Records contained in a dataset
Content starts
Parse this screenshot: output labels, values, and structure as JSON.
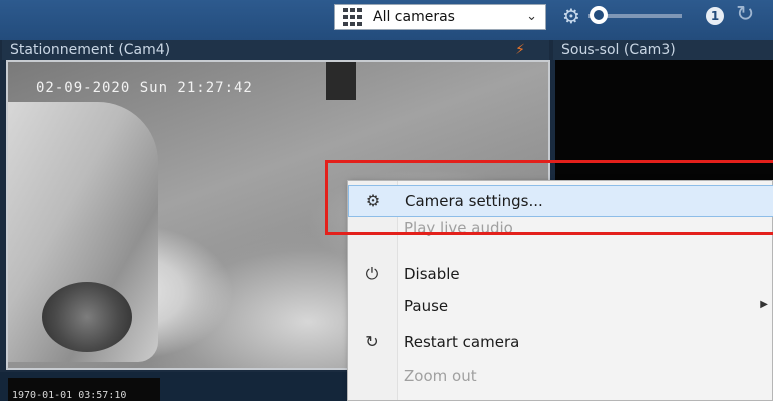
{
  "toolbar": {
    "camera_selector": {
      "value": "All cameras",
      "icon": "grid-icon"
    },
    "settings_icon": "gear-icon",
    "one_badge": "1",
    "refresh_icon": "refresh-icon"
  },
  "cameras": [
    {
      "title": "Stationnement (Cam4)",
      "timestamp": "02-09-2020 Sun 21:27:42",
      "alert_icon": "bolt-icon"
    },
    {
      "title": "Sous-sol (Cam3)"
    }
  ],
  "bottom_tile": {
    "timestamp": "1970-01-01 03:57:10"
  },
  "context_menu": {
    "items": [
      {
        "label": "Camera settings...",
        "icon": "gear-icon",
        "highlighted": true
      },
      {
        "label": "Play live audio",
        "disabled": true
      },
      {
        "label": "Disable",
        "icon": "power-icon"
      },
      {
        "label": "Pause",
        "submenu": true
      },
      {
        "label": "Restart camera",
        "icon": "refresh-icon"
      },
      {
        "label": "Zoom out",
        "disabled": true
      }
    ]
  },
  "colors": {
    "toolbar": "#234c7c",
    "highlight": "#dcebfb",
    "annotation": "#e3201b",
    "alert": "#e8742a"
  }
}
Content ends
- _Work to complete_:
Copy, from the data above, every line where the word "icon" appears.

- _Solution to the problem_:
      "icon": "grid-icon"
    "settings_icon": "gear-icon",
    "refresh_icon": "refresh-icon"
      "alert_icon": "bolt-icon"
        "icon": "gear-icon",
        "icon": "power-icon"
        "icon": "refresh-icon"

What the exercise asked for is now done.